R Learning Path: From beginner to expert in R in 7 steps

This learning path is mainly for novice R users that are just getting started but it will also cover some of the latest changes in the language that might appeal to more advanced R users.

Step 3: The core of R -> packages


Every R package is simply a bundle of code that serves a specific purpose and is designed to be reusable by other developers. In addition to the primary codebase, packages often include data, documentation, and tests. As an R user, you can simply download a particular package (some are even pre-installed) and start using its functionalities. Everyone can develop R packages, and everyone can share their R packages with others.


The above is an extremely powerful concept and one of the key reasons R is so successful as a language and as a community. Namely, you don’t need to do all the hard core programming yourself or understand every complex detail of a particular algorithm or visualization. You can simple use the out-of-the box functions that come with the relevant package as an interface to such functionalities.  As such it is useful to have an understanding of R’s package ecosystem.


Many R packages are available from the Comprehensive R Archive Network, and you can install them using the install.packages function. What is great about CRAN is that it associates packages with a particular task via Task Views. Alternatively, you can find R packages on bioconductor, github and bitbucket.


Looking for a particular package and corresponding documentation? Try Rdocumentation, where you can easily search packages from CRAN, github and bioconductor.

Step 4: Help?!

You will quickly find out that for every R question you solve, five new ones will pop-up. Luckily, there are many ways to get help:

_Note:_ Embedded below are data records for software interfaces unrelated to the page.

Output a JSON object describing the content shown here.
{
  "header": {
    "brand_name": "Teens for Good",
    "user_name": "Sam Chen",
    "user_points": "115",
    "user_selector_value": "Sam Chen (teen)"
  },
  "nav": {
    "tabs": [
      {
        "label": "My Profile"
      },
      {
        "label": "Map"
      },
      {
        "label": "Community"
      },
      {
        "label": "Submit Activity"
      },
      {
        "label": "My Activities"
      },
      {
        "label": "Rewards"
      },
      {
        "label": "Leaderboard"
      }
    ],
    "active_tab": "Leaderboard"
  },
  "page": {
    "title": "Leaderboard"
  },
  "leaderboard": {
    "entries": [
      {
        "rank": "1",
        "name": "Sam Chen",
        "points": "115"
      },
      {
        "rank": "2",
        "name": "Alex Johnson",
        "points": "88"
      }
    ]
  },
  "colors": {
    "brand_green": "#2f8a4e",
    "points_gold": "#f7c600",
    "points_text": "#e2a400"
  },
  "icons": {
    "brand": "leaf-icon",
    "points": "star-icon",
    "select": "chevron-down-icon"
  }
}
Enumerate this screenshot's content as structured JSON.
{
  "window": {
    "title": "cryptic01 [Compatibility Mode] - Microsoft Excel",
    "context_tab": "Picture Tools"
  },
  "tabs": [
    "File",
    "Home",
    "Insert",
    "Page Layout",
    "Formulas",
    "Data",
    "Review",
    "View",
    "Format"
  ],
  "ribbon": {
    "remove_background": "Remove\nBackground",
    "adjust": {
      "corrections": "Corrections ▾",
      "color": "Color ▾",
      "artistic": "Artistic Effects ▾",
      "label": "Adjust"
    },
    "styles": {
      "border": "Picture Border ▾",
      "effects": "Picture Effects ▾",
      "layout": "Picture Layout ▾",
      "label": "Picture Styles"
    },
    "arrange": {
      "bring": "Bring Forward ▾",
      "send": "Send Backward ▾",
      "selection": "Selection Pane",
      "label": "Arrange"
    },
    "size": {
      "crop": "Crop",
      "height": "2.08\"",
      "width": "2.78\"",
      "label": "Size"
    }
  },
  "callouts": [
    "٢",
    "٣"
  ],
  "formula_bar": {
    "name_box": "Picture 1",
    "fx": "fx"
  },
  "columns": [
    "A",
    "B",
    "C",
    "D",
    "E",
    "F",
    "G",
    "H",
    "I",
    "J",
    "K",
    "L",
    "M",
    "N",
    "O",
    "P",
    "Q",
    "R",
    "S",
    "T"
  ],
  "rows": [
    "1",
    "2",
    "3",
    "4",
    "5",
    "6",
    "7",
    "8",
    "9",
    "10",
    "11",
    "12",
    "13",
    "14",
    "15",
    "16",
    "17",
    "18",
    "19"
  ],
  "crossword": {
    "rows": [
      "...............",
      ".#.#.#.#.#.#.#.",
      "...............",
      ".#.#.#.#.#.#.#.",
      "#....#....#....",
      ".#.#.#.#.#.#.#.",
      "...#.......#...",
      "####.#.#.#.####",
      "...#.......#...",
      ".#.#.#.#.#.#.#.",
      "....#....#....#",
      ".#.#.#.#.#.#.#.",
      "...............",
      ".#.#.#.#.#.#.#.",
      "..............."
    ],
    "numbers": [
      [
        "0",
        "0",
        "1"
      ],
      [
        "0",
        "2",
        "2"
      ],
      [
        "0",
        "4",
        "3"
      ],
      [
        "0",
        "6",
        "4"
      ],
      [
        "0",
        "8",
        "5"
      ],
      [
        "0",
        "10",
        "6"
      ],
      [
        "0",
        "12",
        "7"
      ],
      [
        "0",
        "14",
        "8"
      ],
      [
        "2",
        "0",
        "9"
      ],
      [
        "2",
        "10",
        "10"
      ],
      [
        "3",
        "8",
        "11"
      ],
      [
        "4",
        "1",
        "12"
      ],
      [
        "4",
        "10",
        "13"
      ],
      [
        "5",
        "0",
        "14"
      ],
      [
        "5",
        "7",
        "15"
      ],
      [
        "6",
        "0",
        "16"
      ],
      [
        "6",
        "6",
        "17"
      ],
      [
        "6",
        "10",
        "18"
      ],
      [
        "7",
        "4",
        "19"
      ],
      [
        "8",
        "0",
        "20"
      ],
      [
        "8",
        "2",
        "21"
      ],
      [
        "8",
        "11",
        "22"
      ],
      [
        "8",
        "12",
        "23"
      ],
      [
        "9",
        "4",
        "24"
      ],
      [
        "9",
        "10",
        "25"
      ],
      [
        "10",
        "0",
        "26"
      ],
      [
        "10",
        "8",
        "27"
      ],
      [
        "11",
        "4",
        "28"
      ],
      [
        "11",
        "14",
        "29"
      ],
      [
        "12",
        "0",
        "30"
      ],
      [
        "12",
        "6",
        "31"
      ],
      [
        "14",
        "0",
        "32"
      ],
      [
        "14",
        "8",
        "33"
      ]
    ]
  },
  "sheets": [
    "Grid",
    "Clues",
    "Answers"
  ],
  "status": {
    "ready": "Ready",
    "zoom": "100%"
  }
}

  • Within R you can make use of its built-in help system. For example the command  `?plot` will provide you with the documentation on the plot function.
  • R puts a big emphasis on documentation. The previously mentioned Rdocumentation is a great website to look at the different documentation of different packages and functions.
  • Stack Overflow is a great resource for seeking answers on common R questions or to ask questions yourself.
  • There are numerous blogs & posts on the web covering R such as KDnuggets and R-bloggers.

Step 5: The Data Analysis Workflow

Once you have an understanding of R’s syntax, the package ecosystem, and how to get help, it’s time to focus on how R can be useful for the most common tasks in the data analysis workflow

5.1 Importing Data


Before you can start performing analysis, you first need to get your data into R. The good thing is that you can import into R all sorts of data formats, the hard part this is that different types often need a different approach:



If you want to learn more on how to import data into R check an online Importing Data into R tutorial or  this post on data importing.

5.2 Data Manipulation


Performing data manipulation with R is a broad topic as you can see in for example this Data Wrangling with R video by RStudio or the book Data Manipulation with R. This is a list of packages in R that you should master when performing data manipulations:


  • The tidyr package for tidying your data.
  • The stringr package for string manipulation.
  • When working with data frame like objects it is best to make yourself familiar with the dplyr package (try this course). However. in case of heavy data wrangling tasks, it makes more sense to check out the blazingly fast data.table package (see this syntax cheatsheet for help).
  • When working with times and dates install the lubridate package which makes it a bit easier to work with these.
  • Packages like zoo, xts and quantmod offer great support for time series analysis in R.